Schema Therapy For Depression
People with chronic depression can experience ongoing sadness, hopelessness and numbness, and are often unresponsive to treatment. Schema therapy may be an option; it’s designed for people who haven’t responded to other forms of treatment and have long-standing symptoms. One study found that participants improved after receiving schema therapy and maintained the changes through their six-month follow-ups.
Want to find out if schema therapy is the right fit for you? The Nobu app can help you learn more about mental health disorders and see what treatment is available.
The Nobu app is a free and easy-to-use tool that provides a wide range of services including mindfulness activities, writing exercises, guided lessons and more. For an additional fee, you can also connect with a licensed mental health professional for support.

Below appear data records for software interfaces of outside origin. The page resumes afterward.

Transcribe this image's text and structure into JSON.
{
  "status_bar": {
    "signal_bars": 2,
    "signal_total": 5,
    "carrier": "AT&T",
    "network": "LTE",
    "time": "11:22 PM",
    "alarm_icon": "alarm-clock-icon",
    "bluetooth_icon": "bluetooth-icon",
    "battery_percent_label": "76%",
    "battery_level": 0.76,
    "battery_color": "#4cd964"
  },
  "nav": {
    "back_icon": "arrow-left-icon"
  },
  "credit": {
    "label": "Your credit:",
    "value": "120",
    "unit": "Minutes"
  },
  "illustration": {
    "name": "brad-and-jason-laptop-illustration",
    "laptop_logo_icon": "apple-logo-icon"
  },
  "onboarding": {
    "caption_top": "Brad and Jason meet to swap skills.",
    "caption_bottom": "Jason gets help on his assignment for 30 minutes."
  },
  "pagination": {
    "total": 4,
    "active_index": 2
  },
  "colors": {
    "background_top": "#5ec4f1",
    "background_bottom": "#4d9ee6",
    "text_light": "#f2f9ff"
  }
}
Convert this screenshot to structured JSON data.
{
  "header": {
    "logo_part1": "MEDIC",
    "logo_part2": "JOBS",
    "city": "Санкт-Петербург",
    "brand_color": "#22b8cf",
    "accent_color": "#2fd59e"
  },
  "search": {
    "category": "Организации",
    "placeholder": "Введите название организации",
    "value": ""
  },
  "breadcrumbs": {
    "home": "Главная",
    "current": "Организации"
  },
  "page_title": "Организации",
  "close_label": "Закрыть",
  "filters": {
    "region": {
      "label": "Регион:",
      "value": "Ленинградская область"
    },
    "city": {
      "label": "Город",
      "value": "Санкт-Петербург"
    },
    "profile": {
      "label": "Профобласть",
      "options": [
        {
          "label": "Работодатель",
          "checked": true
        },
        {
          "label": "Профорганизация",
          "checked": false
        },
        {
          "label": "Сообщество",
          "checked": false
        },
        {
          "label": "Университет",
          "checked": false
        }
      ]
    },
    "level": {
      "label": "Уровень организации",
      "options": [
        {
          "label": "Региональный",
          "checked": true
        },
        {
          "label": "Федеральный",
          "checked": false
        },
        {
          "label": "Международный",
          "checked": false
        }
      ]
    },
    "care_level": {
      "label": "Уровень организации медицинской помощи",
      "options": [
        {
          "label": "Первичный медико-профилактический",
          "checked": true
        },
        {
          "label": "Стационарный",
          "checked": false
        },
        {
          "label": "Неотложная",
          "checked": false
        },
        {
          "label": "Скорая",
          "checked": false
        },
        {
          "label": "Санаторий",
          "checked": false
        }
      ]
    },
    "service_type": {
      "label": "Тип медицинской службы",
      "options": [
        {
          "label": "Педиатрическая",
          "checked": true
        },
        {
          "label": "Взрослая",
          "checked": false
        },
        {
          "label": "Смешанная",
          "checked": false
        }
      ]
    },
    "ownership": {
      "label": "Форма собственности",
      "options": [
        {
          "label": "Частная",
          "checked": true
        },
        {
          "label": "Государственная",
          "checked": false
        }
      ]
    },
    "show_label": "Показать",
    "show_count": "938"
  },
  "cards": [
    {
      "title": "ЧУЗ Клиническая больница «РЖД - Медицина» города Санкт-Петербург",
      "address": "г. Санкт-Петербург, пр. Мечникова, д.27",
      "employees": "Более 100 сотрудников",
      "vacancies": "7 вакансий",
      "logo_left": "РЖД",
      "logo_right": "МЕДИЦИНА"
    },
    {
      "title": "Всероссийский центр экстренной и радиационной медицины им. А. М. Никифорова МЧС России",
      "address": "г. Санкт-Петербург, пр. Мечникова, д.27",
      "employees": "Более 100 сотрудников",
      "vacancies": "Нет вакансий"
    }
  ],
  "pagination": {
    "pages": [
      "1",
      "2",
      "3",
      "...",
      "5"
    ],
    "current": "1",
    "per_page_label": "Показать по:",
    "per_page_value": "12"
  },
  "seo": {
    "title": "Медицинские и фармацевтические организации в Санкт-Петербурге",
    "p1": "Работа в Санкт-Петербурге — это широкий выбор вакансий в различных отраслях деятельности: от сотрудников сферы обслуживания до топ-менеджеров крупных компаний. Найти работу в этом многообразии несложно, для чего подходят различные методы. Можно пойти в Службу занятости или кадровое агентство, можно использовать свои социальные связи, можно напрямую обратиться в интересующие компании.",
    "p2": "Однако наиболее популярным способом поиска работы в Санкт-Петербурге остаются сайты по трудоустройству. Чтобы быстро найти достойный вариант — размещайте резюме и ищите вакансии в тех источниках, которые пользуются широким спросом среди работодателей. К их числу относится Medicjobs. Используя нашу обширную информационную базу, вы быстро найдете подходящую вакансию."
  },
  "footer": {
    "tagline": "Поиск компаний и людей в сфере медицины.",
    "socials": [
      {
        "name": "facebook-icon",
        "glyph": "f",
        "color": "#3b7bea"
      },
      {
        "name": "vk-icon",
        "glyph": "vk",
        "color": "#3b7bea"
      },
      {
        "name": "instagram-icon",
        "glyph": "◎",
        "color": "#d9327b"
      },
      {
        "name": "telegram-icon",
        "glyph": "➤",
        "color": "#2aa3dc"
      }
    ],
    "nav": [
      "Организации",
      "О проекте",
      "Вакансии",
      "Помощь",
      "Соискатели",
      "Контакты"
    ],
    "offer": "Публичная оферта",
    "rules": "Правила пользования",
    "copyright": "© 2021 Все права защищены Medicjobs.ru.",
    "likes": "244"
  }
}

Find the support you need by downloading the Nobu app today.
Take Control Of Your Mental Health
- Bamelis, Lotte, et al. “Results of a Multicenter Randomized Controlled Trial of the Clinical Effectiveness of Schema Therapy for Personality Disorders.” American Journal of Psychiatry, March 1, 2014. Accessed June 22, 2022.
- Malogiannis, I.A., et al. “Schema Therapy for Patients With Chronic Depression: A Single Case Series Study.” Journal of Behavior Therapy and Experimental Psychiatry, September 2014. Accessed June 22, 2022.
- Peeters, Nancy, van Passel, Borris, Krans, Julie. “The Effectiveness of Schema Therapy for Patients With Anxiety Disorders, OCD, or PTSD: A Systematic Review and Research Agenda.” British Journal of Clinical Psychology, July 23, 2021. Accessed June 22, 2022.
- Young, Jeffrey E., Klosko, Janet S., and Weishaar, Marjorie E. “Schema Therapy: A Practitioner’s Guide.” Guilford Publications, 2003. Accessed June 22, 2022.